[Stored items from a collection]
::::::::::
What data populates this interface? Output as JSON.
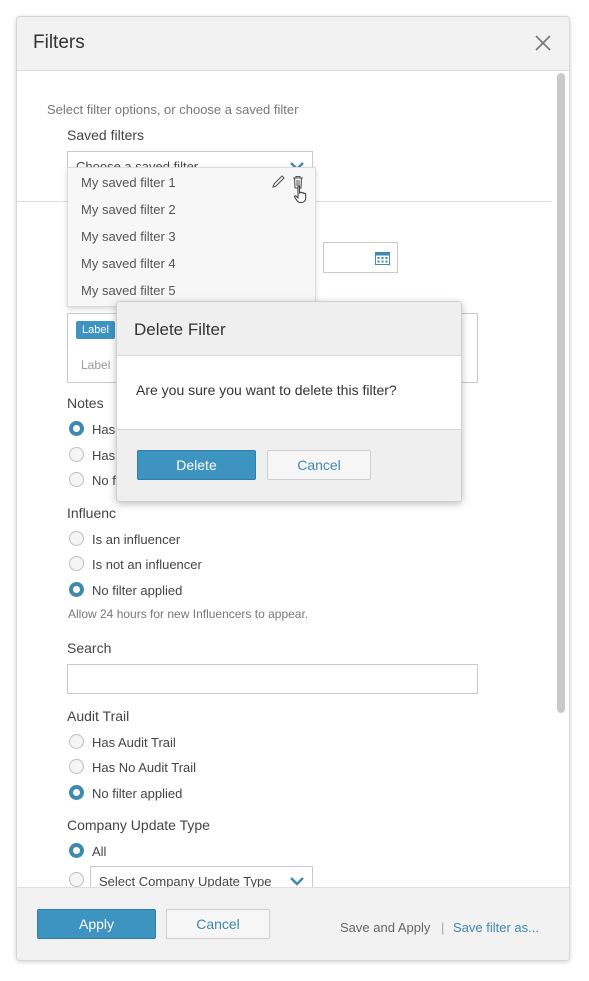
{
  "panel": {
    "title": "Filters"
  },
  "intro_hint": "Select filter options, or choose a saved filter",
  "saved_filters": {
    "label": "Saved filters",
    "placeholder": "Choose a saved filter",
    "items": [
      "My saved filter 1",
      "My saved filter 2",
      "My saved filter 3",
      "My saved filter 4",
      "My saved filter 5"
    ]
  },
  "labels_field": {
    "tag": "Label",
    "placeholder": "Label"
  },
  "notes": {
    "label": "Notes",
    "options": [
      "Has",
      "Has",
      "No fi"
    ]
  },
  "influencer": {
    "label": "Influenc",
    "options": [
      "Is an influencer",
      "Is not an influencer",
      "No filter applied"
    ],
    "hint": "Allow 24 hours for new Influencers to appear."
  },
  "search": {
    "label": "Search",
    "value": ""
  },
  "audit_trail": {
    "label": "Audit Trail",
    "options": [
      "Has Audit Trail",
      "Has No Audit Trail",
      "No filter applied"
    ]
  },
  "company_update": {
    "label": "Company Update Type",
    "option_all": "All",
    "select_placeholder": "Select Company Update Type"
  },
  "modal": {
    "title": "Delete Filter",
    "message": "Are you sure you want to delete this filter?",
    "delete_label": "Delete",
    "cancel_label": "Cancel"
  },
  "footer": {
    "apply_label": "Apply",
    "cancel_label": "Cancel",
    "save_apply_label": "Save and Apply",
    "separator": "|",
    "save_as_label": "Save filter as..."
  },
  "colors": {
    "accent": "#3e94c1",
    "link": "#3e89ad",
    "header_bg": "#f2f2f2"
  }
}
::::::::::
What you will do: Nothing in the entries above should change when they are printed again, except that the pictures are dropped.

Written reply:
What data populates this interface? Output as JSON.
{
  "panel": {
    "title": "Filters"
  },
  "intro_hint": "Select filter options, or choose a saved filter",
  "saved_filters": {
    "label": "Saved filters",
    "placeholder": "Choose a saved filter",
    "items": [
      "My saved filter 1",
      "My saved filter 2",
      "My saved filter 3",
      "My saved filter 4",
      "My saved filter 5"
    ]
  },
  "labels_field": {
    "tag": "Label",
    "placeholder": "Label"
  },
  "notes": {
    "label": "Notes",
    "options": [
      "Has",
      "Has",
      "No fi"
    ]
  },
  "influencer": {
    "label": "Influenc",
    "options": [
      "Is an influencer",
      "Is not an influencer",
      "No filter applied"
    ],
    "hint": "Allow 24 hours for new Influencers to appear."
  },
  "search": {
    "label": "Search",
    "value": ""
  },
  "audit_trail": {
    "label": "Audit Trail",
    "options": [
      "Has Audit Trail",
      "Has No Audit Trail",
      "No filter applied"
    ]
  },
  "company_update": {
    "label": "Company Update Type",
    "option_all": "All",
    "select_placeholder": "Select Company Update Type"
  },
  "modal": {
    "title": "Delete Filter",
    "message": "Are you sure you want to delete this filter?",
    "delete_label": "Delete",
    "cancel_label": "Cancel"
  },
  "footer": {
    "apply_label": "Apply",
    "cancel_label": "Cancel",
    "save_apply_label": "Save and Apply",
    "separator": "|",
    "save_as_label": "Save filter as..."
  },
  "colors": {
    "accent": "#3e94c1",
    "link": "#3e89ad",
    "header_bg": "#f2f2f2"
  }
}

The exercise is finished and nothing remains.